Report: Affordable Care Act rule saves consumers $9 billion on health insurance premiums

FacebookTwitterDiggDeliciousStumbleuponBuzz Up!Google BookmarksRSS Feed
(0 votes, average 0 out of 5)

Health and Human Services Secretary Sylvia M. Burwell.

Consumers saved $9 billion on their health insurance premiums since 2011 because of the Affordable Care Act, according to Health and Human Services Secretary Sylvia M. Burwell.

The 80/20 rule, also known as the Medical Loss Ratio rule, requires insurers to spend at least 80 percent of premium dollars on patient care and quality improvement activities.

If insurers spend an excessive amount on profits and red tape, they owe a refund back to consumers.

“We are pleased that the Affordable Care Act continues to provide Americans better value for their premium dollars,” said Burwell in a news release. “We are continuing our work on building a sustainable long-term system, and provisions such as the 80/20 rule are providing Americans with immediate savings and helping to bring transparency and accountability to the insurance market over the long-term.”

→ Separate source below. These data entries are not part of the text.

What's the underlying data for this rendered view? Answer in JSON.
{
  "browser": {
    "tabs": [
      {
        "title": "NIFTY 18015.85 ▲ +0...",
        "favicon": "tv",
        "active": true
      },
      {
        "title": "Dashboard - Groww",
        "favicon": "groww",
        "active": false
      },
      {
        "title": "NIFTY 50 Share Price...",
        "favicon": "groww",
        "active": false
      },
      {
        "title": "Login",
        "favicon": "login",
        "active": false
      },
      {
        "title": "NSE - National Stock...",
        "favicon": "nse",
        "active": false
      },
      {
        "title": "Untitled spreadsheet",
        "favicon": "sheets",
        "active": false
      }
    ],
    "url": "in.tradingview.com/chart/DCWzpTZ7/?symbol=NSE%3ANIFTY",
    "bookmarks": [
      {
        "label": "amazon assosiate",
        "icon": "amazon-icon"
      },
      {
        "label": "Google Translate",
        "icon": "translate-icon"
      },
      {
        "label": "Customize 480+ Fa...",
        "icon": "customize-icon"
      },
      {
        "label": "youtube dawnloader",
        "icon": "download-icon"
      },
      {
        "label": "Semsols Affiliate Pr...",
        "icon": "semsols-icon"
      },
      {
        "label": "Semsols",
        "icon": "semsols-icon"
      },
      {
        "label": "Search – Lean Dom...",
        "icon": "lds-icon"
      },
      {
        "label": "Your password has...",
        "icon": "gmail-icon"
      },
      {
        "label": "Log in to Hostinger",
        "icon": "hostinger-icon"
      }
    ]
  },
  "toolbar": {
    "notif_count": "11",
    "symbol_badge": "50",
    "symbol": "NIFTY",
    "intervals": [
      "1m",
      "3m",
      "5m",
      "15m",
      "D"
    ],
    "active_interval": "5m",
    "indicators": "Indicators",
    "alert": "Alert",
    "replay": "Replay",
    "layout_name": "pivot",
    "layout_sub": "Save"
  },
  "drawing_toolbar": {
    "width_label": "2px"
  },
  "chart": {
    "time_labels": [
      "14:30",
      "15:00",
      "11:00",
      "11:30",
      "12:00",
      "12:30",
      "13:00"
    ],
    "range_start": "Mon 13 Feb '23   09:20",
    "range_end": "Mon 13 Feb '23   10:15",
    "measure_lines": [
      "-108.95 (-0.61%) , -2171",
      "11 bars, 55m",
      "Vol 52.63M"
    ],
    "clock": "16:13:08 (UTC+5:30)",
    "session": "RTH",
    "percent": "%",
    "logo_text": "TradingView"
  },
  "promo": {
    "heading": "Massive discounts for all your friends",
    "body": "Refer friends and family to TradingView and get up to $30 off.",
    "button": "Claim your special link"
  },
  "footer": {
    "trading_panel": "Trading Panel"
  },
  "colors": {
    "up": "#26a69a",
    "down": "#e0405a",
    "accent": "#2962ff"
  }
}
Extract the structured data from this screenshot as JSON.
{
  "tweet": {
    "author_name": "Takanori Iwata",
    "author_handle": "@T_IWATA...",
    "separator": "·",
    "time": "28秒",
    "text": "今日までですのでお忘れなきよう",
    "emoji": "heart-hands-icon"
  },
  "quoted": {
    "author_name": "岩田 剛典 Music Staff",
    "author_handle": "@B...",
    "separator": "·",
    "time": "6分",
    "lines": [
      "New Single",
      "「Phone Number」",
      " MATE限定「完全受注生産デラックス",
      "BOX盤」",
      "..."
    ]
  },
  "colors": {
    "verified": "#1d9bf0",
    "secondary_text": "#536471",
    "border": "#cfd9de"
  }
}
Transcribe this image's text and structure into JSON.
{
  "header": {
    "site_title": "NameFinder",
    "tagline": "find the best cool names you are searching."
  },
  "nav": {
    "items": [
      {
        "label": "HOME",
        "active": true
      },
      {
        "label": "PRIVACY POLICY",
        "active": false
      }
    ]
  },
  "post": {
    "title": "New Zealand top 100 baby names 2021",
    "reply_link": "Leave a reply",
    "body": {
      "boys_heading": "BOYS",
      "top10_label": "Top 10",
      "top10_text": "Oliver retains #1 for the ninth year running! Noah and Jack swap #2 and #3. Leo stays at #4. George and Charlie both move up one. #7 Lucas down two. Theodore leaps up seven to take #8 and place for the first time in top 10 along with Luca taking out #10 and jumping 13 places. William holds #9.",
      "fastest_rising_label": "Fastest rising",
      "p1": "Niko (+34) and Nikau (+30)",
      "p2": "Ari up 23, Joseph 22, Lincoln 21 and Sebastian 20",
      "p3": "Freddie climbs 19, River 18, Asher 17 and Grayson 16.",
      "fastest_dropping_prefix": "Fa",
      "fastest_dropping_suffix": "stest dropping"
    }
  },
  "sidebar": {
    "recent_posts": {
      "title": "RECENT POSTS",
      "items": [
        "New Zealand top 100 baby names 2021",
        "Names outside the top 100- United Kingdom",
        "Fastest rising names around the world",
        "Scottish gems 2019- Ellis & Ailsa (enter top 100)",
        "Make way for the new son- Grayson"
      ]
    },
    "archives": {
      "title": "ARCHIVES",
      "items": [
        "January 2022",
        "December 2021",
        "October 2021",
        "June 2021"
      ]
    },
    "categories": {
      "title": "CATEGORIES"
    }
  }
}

An HHS report released on July 24 shows that last year consumers nationwide saved $3.8 billion up front on their premiums as insurance companies operated more efficiently.

Additionally, consumers nationwide will save $330 million in refunds, with 6.8 million consumers due to receive an average refund benefit of $80 per family.

This and other Affordable Care Act standards contributed to consumers saving about $4.1 billion on premiums in 2013, for a total of $9 billion in savings since the MLR program’s inception, according to HHS.

The report shows that since the rule took effect, more insurers are meeting the 80/20 standard by spending more of the premium dollars they collect on patient care.

If an insurer did not spend enough premium dollars on patient care and quality improvement, they must pay refunds to consumers in one of the following ways:

· a refund check in the mail.

· a lump-sum reimbursement to the same account that was used to pay the premium.

· a reduction in their future premiums.